In this pair of Minneapolis-Moline magazine ads dating to the mid-1940s, the focus is on the rapid advance of farm mechanization. The ad at right showcases the many uses of power units (they’re recommended for everything from combines to threshers, peanut shellers to sheep shearers, irrigation sprayers to beet loaders), and the ad at far right – though promoting the importance of soil conservation – makes a startling observation about the impact of then-modern technology.
Farm power units peaked in popularity in the mid-1940s. With tractors first becoming widely available in the decade leading up to World War II, most farmers in that era who owned a tractor were still using the first one they’d bought. For additional power needs, the power unit was an affordable alternative. When tractor manufacturers resumed production in the post-war years, many farmers stepped up to the plate and bought their second tractor. Legions of first-generation tractors were then put to work as a power supply, and the popularity of power units began to fade.

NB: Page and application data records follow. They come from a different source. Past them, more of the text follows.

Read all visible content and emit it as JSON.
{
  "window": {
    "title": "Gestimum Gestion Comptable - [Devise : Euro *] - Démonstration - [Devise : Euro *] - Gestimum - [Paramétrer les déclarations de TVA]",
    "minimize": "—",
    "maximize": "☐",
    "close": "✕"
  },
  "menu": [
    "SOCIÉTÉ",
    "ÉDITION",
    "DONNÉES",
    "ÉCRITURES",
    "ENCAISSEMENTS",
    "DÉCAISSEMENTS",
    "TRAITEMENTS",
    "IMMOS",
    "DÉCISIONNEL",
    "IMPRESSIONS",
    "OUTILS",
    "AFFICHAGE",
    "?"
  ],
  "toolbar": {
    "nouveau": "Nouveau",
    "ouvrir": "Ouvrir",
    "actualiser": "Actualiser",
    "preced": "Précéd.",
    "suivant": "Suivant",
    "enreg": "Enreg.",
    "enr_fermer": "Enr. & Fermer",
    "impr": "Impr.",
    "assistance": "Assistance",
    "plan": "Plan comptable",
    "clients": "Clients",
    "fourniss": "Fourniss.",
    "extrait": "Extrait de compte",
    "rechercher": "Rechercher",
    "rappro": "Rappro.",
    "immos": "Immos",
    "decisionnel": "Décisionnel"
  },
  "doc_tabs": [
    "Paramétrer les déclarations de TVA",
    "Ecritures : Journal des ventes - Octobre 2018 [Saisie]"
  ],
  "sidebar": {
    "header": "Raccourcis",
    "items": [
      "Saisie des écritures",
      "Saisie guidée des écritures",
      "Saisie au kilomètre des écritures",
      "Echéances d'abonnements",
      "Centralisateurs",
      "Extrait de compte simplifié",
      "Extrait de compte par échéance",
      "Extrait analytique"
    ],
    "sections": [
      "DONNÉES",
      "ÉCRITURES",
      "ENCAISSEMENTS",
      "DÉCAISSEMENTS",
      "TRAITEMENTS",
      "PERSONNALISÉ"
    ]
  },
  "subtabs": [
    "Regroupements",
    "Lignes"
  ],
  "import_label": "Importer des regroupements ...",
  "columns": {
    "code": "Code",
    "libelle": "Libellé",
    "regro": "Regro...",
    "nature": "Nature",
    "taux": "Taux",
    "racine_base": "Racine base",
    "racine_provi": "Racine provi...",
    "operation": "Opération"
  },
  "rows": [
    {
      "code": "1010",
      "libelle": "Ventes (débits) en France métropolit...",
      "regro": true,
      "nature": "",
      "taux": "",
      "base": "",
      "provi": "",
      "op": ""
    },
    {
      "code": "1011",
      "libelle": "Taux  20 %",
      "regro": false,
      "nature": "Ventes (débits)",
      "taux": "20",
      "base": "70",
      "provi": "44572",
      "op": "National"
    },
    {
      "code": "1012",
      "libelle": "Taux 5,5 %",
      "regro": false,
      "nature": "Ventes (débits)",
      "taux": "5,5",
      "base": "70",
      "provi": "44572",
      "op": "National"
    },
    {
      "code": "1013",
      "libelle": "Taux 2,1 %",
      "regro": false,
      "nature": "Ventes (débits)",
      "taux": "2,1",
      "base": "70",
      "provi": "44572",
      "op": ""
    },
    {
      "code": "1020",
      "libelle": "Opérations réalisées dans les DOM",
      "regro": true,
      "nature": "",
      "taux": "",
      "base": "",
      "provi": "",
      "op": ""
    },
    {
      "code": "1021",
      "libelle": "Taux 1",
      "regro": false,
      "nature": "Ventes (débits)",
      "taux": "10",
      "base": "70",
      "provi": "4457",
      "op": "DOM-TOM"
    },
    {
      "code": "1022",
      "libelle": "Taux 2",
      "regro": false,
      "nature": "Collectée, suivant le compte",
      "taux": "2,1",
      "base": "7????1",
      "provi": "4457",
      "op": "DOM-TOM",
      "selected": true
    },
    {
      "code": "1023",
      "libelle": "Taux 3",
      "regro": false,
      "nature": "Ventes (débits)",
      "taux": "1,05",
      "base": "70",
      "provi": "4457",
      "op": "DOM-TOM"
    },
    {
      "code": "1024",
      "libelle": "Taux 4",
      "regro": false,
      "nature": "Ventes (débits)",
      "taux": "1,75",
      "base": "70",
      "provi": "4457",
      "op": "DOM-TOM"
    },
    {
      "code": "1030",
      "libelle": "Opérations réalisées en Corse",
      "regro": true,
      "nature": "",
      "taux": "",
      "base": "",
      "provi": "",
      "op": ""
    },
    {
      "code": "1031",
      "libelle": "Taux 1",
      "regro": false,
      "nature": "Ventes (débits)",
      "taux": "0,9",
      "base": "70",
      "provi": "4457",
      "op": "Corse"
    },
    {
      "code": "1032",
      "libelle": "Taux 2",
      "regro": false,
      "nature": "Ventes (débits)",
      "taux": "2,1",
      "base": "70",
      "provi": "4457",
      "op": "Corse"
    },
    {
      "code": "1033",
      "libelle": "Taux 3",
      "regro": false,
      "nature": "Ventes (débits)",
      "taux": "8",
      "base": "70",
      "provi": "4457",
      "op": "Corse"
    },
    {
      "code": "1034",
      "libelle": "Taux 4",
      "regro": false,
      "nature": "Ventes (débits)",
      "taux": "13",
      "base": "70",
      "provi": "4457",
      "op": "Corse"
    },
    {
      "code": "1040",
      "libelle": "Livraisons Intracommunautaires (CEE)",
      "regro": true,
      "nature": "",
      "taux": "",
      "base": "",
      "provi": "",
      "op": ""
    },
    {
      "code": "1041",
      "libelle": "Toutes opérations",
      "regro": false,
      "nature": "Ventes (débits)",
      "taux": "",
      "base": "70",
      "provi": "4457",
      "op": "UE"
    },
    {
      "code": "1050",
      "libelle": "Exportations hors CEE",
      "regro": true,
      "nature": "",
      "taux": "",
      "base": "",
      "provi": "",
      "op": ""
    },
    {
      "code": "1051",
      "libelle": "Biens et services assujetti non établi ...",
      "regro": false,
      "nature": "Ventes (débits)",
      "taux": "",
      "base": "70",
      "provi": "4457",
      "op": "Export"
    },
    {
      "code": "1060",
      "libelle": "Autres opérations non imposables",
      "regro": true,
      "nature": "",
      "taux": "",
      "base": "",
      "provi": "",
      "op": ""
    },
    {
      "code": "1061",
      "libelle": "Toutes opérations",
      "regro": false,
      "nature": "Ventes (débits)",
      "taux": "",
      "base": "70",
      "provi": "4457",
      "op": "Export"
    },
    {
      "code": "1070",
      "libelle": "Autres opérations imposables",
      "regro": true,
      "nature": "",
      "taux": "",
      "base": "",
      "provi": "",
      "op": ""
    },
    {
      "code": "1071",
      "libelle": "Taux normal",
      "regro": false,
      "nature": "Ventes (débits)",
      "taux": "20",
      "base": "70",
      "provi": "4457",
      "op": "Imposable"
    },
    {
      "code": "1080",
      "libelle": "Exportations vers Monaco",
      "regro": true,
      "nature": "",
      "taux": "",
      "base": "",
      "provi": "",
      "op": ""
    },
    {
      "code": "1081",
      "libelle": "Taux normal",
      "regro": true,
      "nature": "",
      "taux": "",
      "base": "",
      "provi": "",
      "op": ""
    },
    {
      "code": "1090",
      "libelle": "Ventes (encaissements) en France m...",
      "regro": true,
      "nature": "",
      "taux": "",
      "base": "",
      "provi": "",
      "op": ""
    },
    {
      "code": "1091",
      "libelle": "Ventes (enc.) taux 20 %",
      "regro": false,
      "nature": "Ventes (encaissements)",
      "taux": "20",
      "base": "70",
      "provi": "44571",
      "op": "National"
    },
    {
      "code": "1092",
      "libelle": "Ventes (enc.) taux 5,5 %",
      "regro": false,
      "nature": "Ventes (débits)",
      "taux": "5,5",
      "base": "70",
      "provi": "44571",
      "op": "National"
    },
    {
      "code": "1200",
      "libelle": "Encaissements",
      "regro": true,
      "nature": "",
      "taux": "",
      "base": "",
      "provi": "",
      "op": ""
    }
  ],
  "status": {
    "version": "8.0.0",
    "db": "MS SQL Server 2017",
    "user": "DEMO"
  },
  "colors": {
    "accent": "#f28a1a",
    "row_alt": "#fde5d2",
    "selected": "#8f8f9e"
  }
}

With Dust Bowl memories still fresh, soil conservation was a hot topic in the post-war years. “All that stands between your high standard of living and starvation is this skin of fertility that covers the earth,” cautions the ad at far right. Though the ad’s focus is on the importance of conservation, an argument for new equipment also made clear the impact of increasing mechanization on the farm: ” … progressive farmers … now produce 31% more food, fiber, and oil with 8.3% fewer workers than they did before the war,” the ad notes.
Farm mechanization was just one of many major societal changes underway in the post-war years. Consider also the rising impact of the automobile, the migration of farm workers to urban jobs and the dawn of the age of television.
Our thanks to Rev. Rodney D. Fritz, Hanover, Kan., who submitted these ads.
Advertisements from many farm publications printed at the turn of the 20th century were more than mere methods to hawk tractors and farm equipment. To share those ads from days gone by, Farm Collector periodically reproduces some of the most-spectacular ads used to promote farm equipment and products.
To submit a vintage advertisement for possible publication, send it to: Iron Age Ads, Farm Collector, 1503 S.W. 42nd St., Topeka, KS 66609; or submit high-quality digital images by email: firstname.lastname@example.org